[Data about app and page elements]
^^^^

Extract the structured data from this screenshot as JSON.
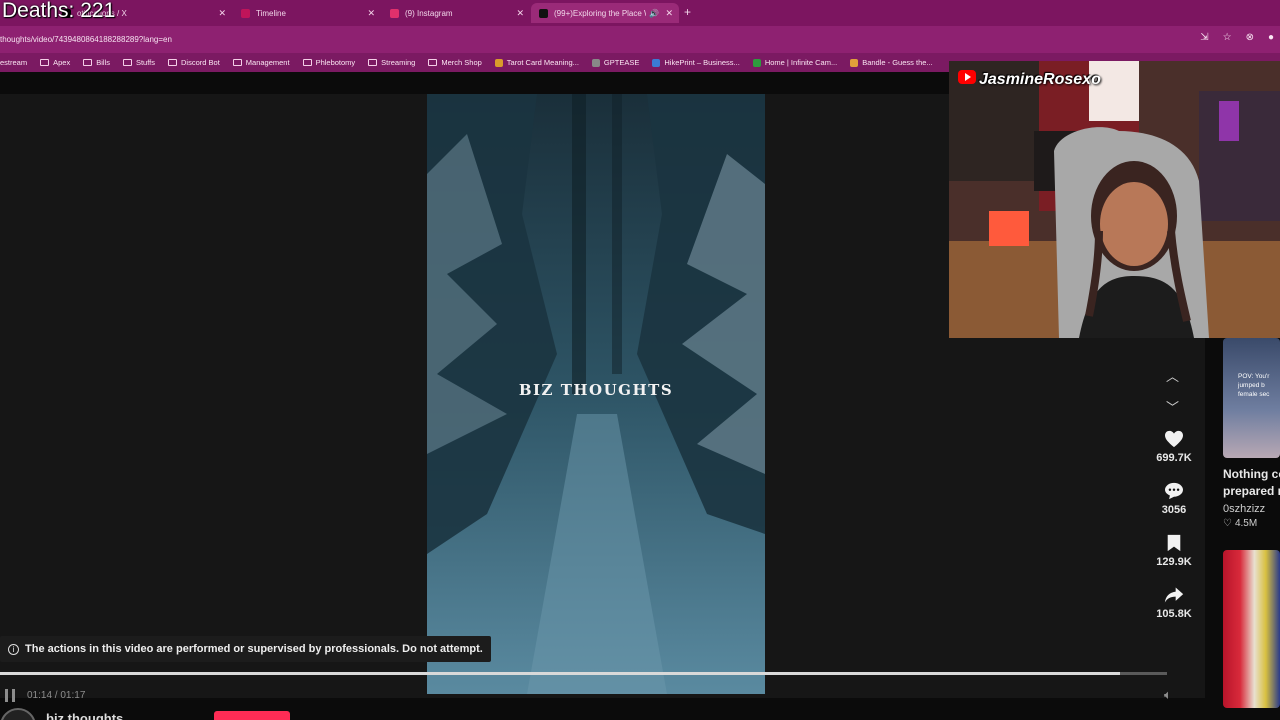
{
  "overlay": {
    "deaths_text": "Deaths: 221"
  },
  "browser": {
    "tabs": [
      {
        "label": "otifications / X",
        "color": "#ffffff"
      },
      {
        "label": "Timeline",
        "color": "#c0145a"
      },
      {
        "label": "(9) Instagram",
        "color": "#e1306c"
      },
      {
        "label": "(99+)Exploring the Place W",
        "color": "#111111"
      }
    ],
    "url": "thoughts/video/7439480864188288289?lang=en",
    "bookmarks": [
      {
        "label": "estream",
        "type": "folder"
      },
      {
        "label": "Apex",
        "type": "folder"
      },
      {
        "label": "Bills",
        "type": "folder"
      },
      {
        "label": "Stuffs",
        "type": "folder"
      },
      {
        "label": "Discord Bot",
        "type": "folder"
      },
      {
        "label": "Management",
        "type": "folder"
      },
      {
        "label": "Phlebotomy",
        "type": "folder"
      },
      {
        "label": "Streaming",
        "type": "folder"
      },
      {
        "label": "Merch Shop",
        "type": "folder"
      },
      {
        "label": "Tarot Card Meaning...",
        "type": "site",
        "color": "#d99c2b"
      },
      {
        "label": "GPTEASE",
        "type": "site",
        "color": "#888888"
      },
      {
        "label": "HikePrint – Business...",
        "type": "site",
        "color": "#3a7bd5"
      },
      {
        "label": "Home | Infinite Cam...",
        "type": "site",
        "color": "#2e9b3e"
      },
      {
        "label": "Bandle - Guess the...",
        "type": "site",
        "color": "#e0a03a"
      }
    ]
  },
  "video": {
    "title_text": "BIZ THOUGHTS",
    "warning_text": "The actions in this video are performed or supervised by professionals. Do not attempt.",
    "progress_fraction": 0.96,
    "current_time": "01:14",
    "duration": "01:17",
    "time_label": "01:14 / 01:17",
    "author": "biz.thoughts"
  },
  "actions": {
    "likes": "699.7K",
    "comments": "3056",
    "bookmarks": "129.9K",
    "shares": "105.8K"
  },
  "recommendations": [
    {
      "thumb_text": "POV: You'r jumped b female sec",
      "title_line1": "Nothing co",
      "title_line2": "prepared n",
      "author": "0szhzizz",
      "views": "4.5M"
    },
    {
      "title_line1": "",
      "author": "",
      "views": ""
    }
  ],
  "webcam": {
    "channel_name": "JasmineRosexo"
  },
  "colors": {
    "accent": "#fe2c55",
    "tabbar": "#7c1560",
    "addressbar": "#8e2171"
  }
}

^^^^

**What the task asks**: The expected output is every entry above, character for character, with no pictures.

**Finished exercise**:
Extract the structured data from this screenshot as JSON.
{
  "overlay": {
    "deaths_text": "Deaths: 221"
  },
  "browser": {
    "tabs": [
      {
        "label": "otifications / X",
        "color": "#ffffff"
      },
      {
        "label": "Timeline",
        "color": "#c0145a"
      },
      {
        "label": "(9) Instagram",
        "color": "#e1306c"
      },
      {
        "label": "(99+)Exploring the Place W",
        "color": "#111111"
      }
    ],
    "url": "thoughts/video/7439480864188288289?lang=en",
    "bookmarks": [
      {
        "label": "estream",
        "type": "folder"
      },
      {
        "label": "Apex",
        "type": "folder"
      },
      {
        "label": "Bills",
        "type": "folder"
      },
      {
        "label": "Stuffs",
        "type": "folder"
      },
      {
        "label": "Discord Bot",
        "type": "folder"
      },
      {
        "label": "Management",
        "type": "folder"
      },
      {
        "label": "Phlebotomy",
        "type": "folder"
      },
      {
        "label": "Streaming",
        "type": "folder"
      },
      {
        "label": "Merch Shop",
        "type": "folder"
      },
      {
        "label": "Tarot Card Meaning...",
        "type": "site",
        "color": "#d99c2b"
      },
      {
        "label": "GPTEASE",
        "type": "site",
        "color": "#888888"
      },
      {
        "label": "HikePrint – Business...",
        "type": "site",
        "color": "#3a7bd5"
      },
      {
        "label": "Home | Infinite Cam...",
        "type": "site",
        "color": "#2e9b3e"
      },
      {
        "label": "Bandle - Guess the...",
        "type": "site",
        "color": "#e0a03a"
      }
    ]
  },
  "video": {
    "title_text": "BIZ THOUGHTS",
    "warning_text": "The actions in this video are performed or supervised by professionals. Do not attempt.",
    "progress_fraction": 0.96,
    "current_time": "01:14",
    "duration": "01:17",
    "time_label": "01:14 / 01:17",
    "author": "biz.thoughts"
  },
  "actions": {
    "likes": "699.7K",
    "comments": "3056",
    "bookmarks": "129.9K",
    "shares": "105.8K"
  },
  "recommendations": [
    {
      "thumb_text": "POV: You'r jumped b female sec",
      "title_line1": "Nothing co",
      "title_line2": "prepared n",
      "author": "0szhzizz",
      "views": "4.5M"
    },
    {
      "title_line1": "",
      "author": "",
      "views": ""
    }
  ],
  "webcam": {
    "channel_name": "JasmineRosexo"
  },
  "colors": {
    "accent": "#fe2c55",
    "tabbar": "#7c1560",
    "addressbar": "#8e2171"
  }
}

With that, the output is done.